[Dataset entries]

========================

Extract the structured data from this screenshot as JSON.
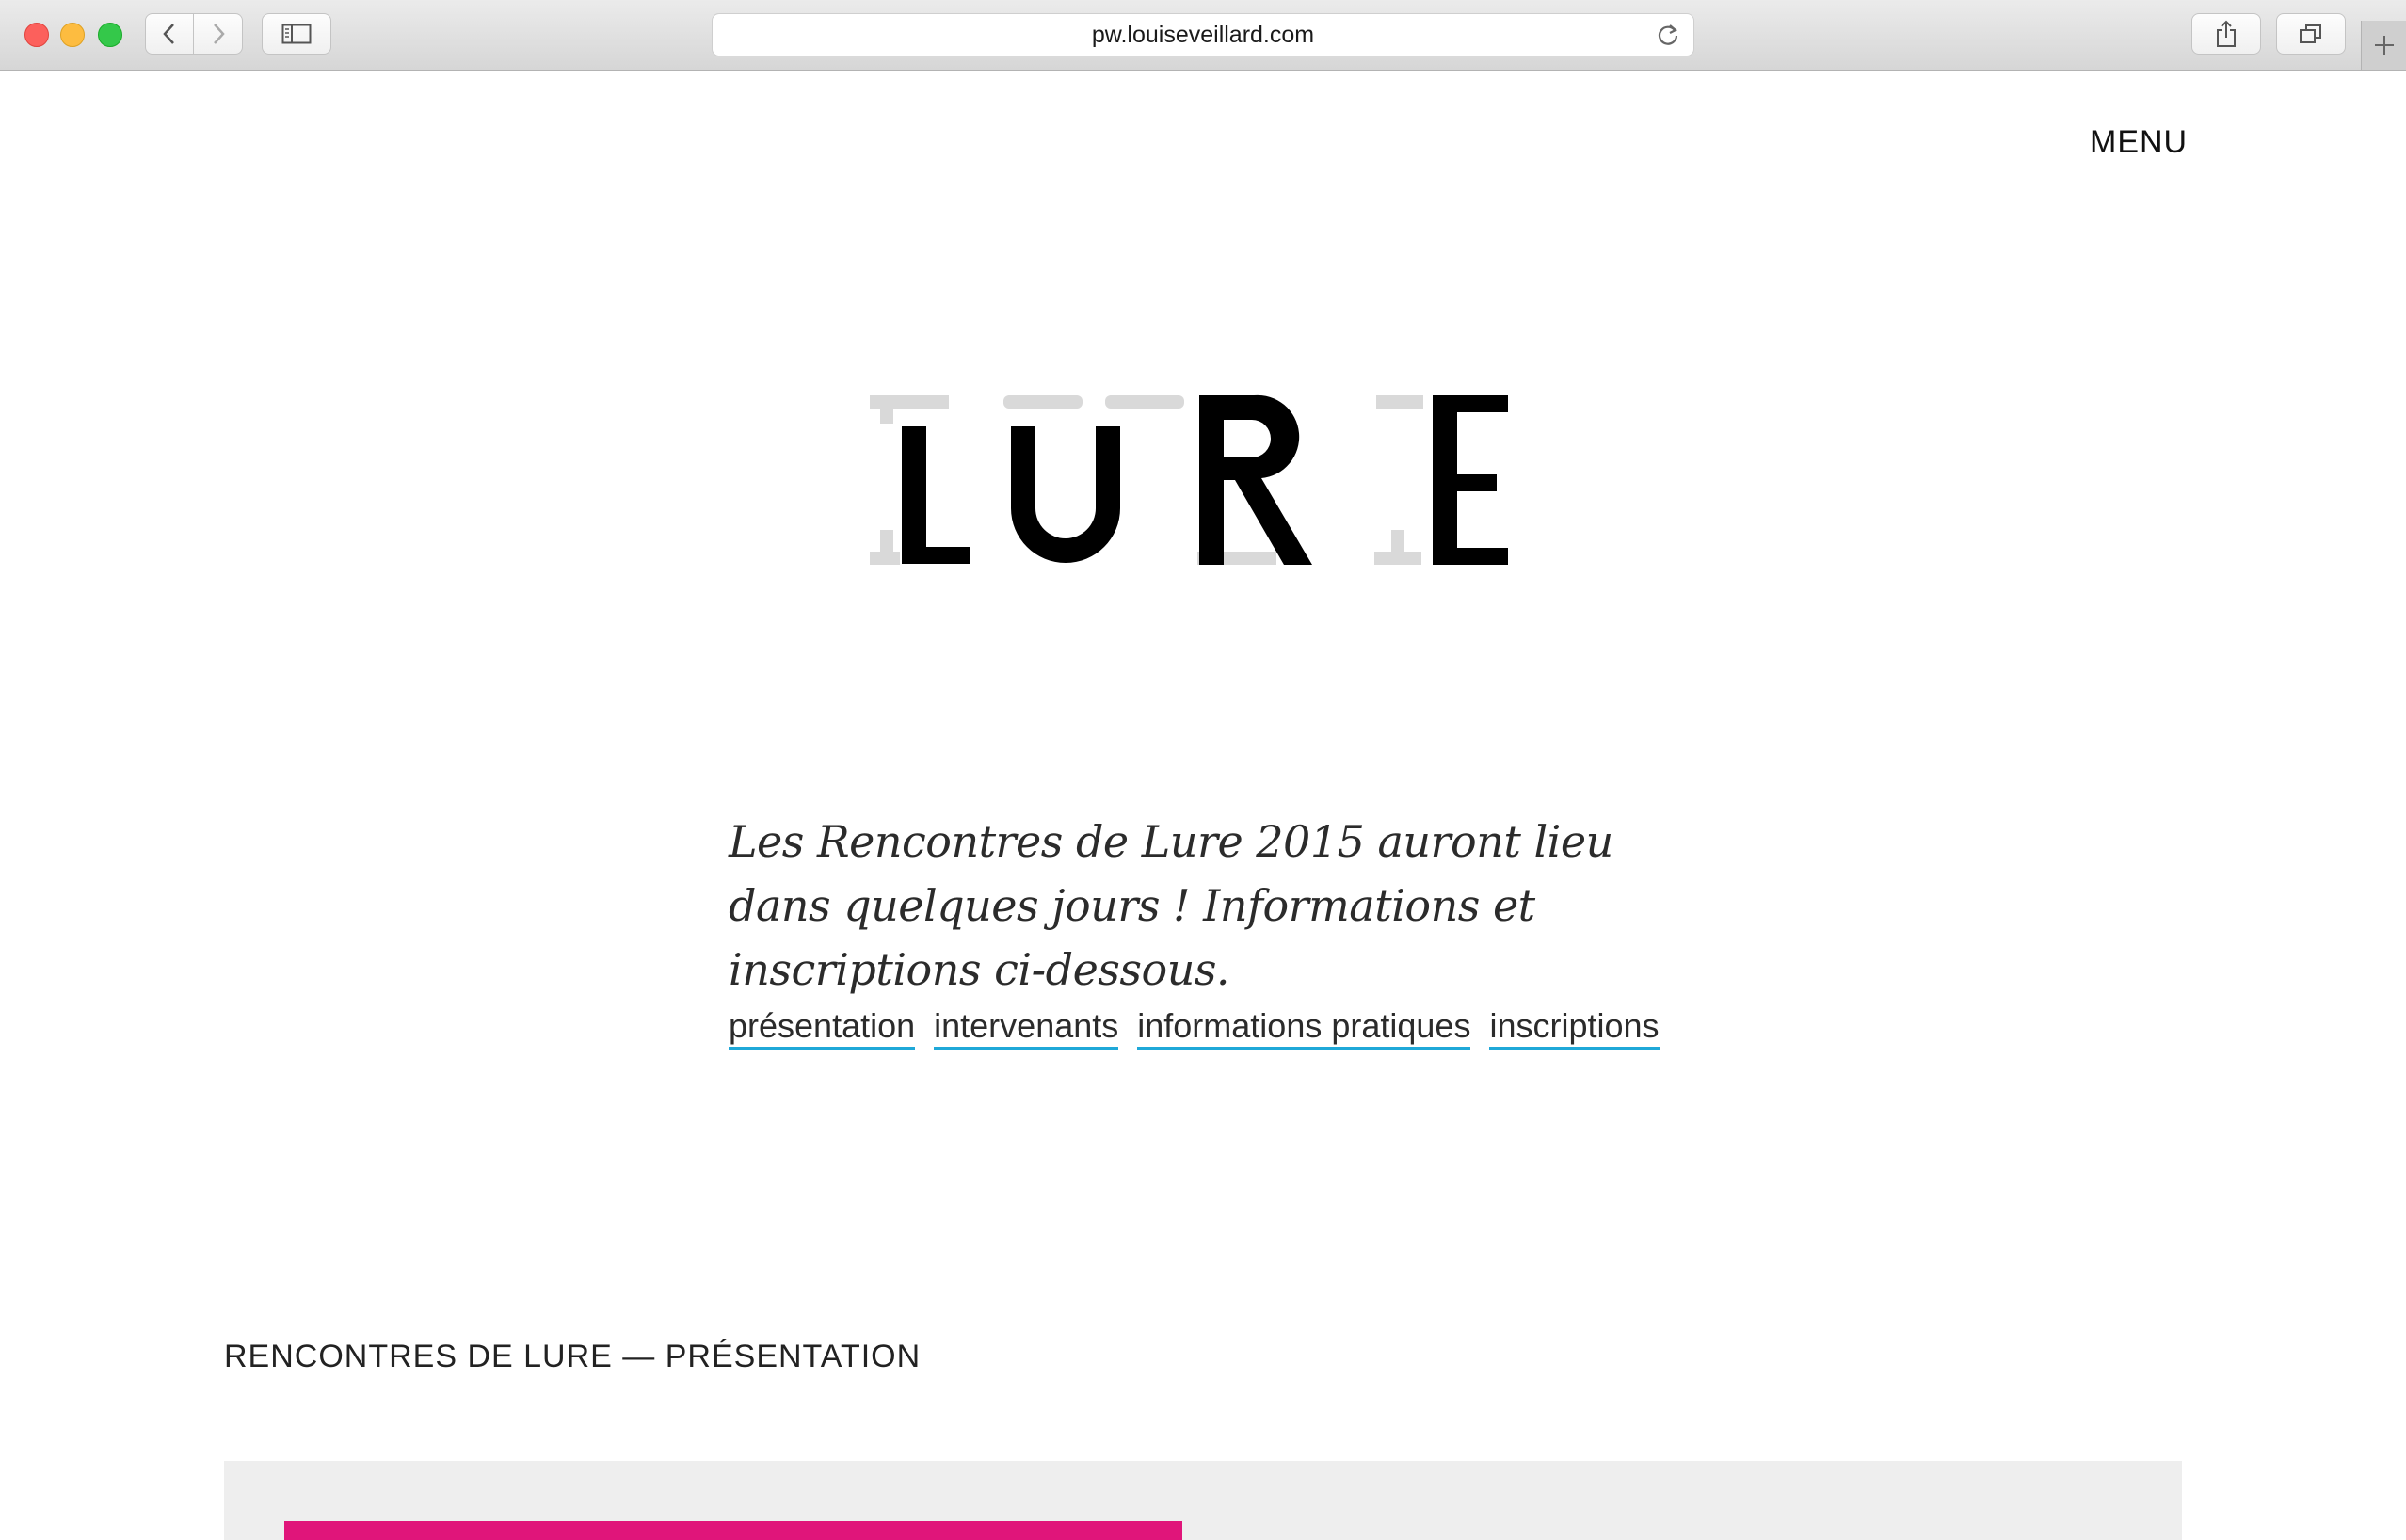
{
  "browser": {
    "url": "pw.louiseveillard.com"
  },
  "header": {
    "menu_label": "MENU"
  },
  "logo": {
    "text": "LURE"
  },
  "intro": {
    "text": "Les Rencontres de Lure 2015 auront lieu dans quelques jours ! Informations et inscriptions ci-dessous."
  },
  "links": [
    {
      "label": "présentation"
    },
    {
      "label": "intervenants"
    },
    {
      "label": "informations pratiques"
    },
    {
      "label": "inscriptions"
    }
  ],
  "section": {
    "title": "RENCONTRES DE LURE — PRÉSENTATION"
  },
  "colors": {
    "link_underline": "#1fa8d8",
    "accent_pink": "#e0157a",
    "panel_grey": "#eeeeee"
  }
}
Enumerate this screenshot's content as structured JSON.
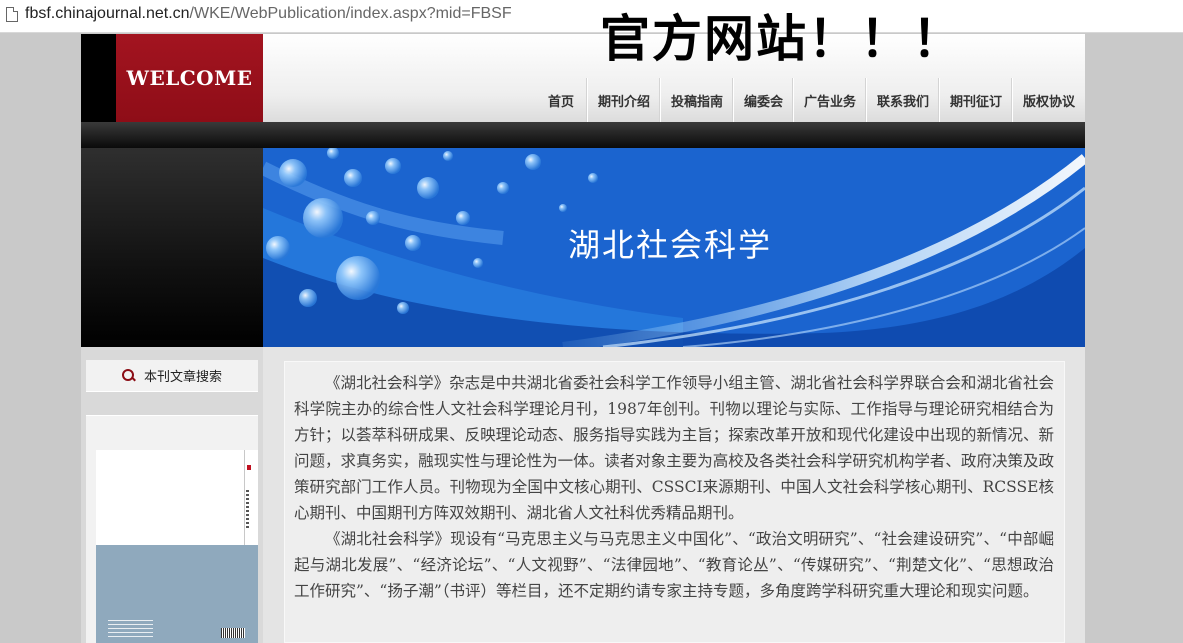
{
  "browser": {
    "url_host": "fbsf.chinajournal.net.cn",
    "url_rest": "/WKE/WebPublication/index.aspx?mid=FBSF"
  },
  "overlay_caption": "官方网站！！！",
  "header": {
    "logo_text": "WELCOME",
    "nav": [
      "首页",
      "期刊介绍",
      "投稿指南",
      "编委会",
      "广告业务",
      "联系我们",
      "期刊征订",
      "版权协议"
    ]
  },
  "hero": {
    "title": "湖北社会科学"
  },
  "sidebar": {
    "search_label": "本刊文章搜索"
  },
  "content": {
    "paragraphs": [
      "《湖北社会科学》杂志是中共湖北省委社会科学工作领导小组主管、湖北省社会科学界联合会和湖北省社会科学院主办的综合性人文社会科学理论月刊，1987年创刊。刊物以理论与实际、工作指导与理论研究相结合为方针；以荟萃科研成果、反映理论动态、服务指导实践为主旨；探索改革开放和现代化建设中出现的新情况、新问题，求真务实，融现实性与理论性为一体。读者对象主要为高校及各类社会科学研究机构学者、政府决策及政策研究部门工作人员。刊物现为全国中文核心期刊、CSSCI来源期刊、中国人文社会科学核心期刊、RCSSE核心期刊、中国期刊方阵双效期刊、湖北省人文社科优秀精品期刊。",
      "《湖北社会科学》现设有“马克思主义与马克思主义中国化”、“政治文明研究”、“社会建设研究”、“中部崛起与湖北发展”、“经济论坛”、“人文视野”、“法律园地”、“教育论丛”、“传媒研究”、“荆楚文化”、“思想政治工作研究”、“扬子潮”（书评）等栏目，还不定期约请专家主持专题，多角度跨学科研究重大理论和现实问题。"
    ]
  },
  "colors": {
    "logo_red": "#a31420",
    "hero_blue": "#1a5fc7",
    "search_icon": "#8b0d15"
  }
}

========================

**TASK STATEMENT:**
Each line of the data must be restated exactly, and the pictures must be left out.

**RESULT OF THIS TASK:**
Extract the structured data from this screenshot as JSON.
{
  "browser": {
    "url": "pw.louiseveillard.com"
  },
  "header": {
    "menu_label": "MENU"
  },
  "logo": {
    "text": "LURE"
  },
  "intro": {
    "text": "Les Rencontres de Lure 2015 auront lieu dans quelques jours ! Informations et inscriptions ci-dessous."
  },
  "links": [
    {
      "label": "présentation"
    },
    {
      "label": "intervenants"
    },
    {
      "label": "informations pratiques"
    },
    {
      "label": "inscriptions"
    }
  ],
  "section": {
    "title": "RENCONTRES DE LURE — PRÉSENTATION"
  },
  "colors": {
    "link_underline": "#1fa8d8",
    "accent_pink": "#e0157a",
    "panel_grey": "#eeeeee"
  }
}
Enumerate this screenshot's content as structured JSON.
{
  "browser": {
    "url_host": "fbsf.chinajournal.net.cn",
    "url_rest": "/WKE/WebPublication/index.aspx?mid=FBSF"
  },
  "overlay_caption": "官方网站！！！",
  "header": {
    "logo_text": "WELCOME",
    "nav": [
      "首页",
      "期刊介绍",
      "投稿指南",
      "编委会",
      "广告业务",
      "联系我们",
      "期刊征订",
      "版权协议"
    ]
  },
  "hero": {
    "title": "湖北社会科学"
  },
  "sidebar": {
    "search_label": "本刊文章搜索"
  },
  "content": {
    "paragraphs": [
      "《湖北社会科学》杂志是中共湖北省委社会科学工作领导小组主管、湖北省社会科学界联合会和湖北省社会科学院主办的综合性人文社会科学理论月刊，1987年创刊。刊物以理论与实际、工作指导与理论研究相结合为方针；以荟萃科研成果、反映理论动态、服务指导实践为主旨；探索改革开放和现代化建设中出现的新情况、新问题，求真务实，融现实性与理论性为一体。读者对象主要为高校及各类社会科学研究机构学者、政府决策及政策研究部门工作人员。刊物现为全国中文核心期刊、CSSCI来源期刊、中国人文社会科学核心期刊、RCSSE核心期刊、中国期刊方阵双效期刊、湖北省人文社科优秀精品期刊。",
      "《湖北社会科学》现设有“马克思主义与马克思主义中国化”、“政治文明研究”、“社会建设研究”、“中部崛起与湖北发展”、“经济论坛”、“人文视野”、“法律园地”、“教育论丛”、“传媒研究”、“荆楚文化”、“思想政治工作研究”、“扬子潮”（书评）等栏目，还不定期约请专家主持专题，多角度跨学科研究重大理论和现实问题。"
    ]
  },
  "colors": {
    "logo_red": "#a31420",
    "hero_blue": "#1a5fc7",
    "search_icon": "#8b0d15"
  }
}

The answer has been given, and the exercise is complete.